• We meet some of the world’s most stringent water quality standards.
• From foods and beverages to toothpaste and perfumes, water is the
primary ingredient in hundreds of thousands of everyday products.
• In Clackamas County water remains relatively inexpensive, delivered to
you at under a penny per gallon.
• Most of the nearly 300,000 people that get their drinking water from
the Clackamas River do not live in the watershed.
• It is not possible to tell if water is safe to drink by visual examination.
• Without water treatment, preventable waterborne diseases such as cholera and dysentery
would be part of everyday life.
• Tap water undergoes far more frequent testing than bottled water.
• The standards set under the Safe Drinking Water Act are some of the most stringent in the world.
• A typical water tower can hold 50 times the amount of water as found in a normal in-ground swimming pool in someone’s backyard (around 25,000 gallons x 50).

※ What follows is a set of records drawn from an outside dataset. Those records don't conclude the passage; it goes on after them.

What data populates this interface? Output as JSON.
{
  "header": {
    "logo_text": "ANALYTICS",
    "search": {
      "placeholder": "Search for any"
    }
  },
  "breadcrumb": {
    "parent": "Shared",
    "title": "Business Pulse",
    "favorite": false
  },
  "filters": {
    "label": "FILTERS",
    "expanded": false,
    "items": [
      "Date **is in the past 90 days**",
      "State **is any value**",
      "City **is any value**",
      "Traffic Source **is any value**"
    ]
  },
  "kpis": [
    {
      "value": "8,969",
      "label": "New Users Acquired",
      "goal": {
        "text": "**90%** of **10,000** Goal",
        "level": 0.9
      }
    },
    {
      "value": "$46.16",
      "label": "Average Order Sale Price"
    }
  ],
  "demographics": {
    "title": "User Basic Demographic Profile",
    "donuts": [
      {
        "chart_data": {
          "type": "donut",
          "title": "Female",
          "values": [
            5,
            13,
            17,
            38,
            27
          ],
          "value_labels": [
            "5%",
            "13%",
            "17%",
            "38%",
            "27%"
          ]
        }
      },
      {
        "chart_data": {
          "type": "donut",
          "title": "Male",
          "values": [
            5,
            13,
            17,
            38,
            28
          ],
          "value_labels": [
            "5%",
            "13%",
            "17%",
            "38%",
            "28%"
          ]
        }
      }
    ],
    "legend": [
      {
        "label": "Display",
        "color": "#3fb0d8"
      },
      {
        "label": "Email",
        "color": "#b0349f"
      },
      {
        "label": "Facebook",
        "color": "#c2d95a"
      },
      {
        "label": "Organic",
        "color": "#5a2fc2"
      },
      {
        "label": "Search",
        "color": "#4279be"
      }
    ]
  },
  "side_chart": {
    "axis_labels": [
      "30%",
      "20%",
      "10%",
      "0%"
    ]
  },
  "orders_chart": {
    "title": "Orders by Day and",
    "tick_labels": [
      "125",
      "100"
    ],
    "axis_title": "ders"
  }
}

• It is a federal offense to tamper with a public water tank, tower, or reservoir.
• During a fire, a raised water reservoir guarantees that there will be enough pressure to keep water flowing through the fire hydrants.
• In the US, there are almost one million miles of distribution systems representing the vast majority of physical infrastructure needed to get safe water from the source to the consumer’s tap.
• Most of our water distribution systems are old and are in need of repair and replacement.
• Whether inside or outside your home, a leak can waste hundreds of gallons of water per year.
• Some leaks are easy to see or hear. Others are small. However, big or small, any leak costs
you money and should be repaired as soon as possible.
• In Clackamas County dry barrel fire hydrants are used which makes it nearly impossible for a car to run over a fire hydrant and cause it to gush water like they do in the movies.
Resource & Documents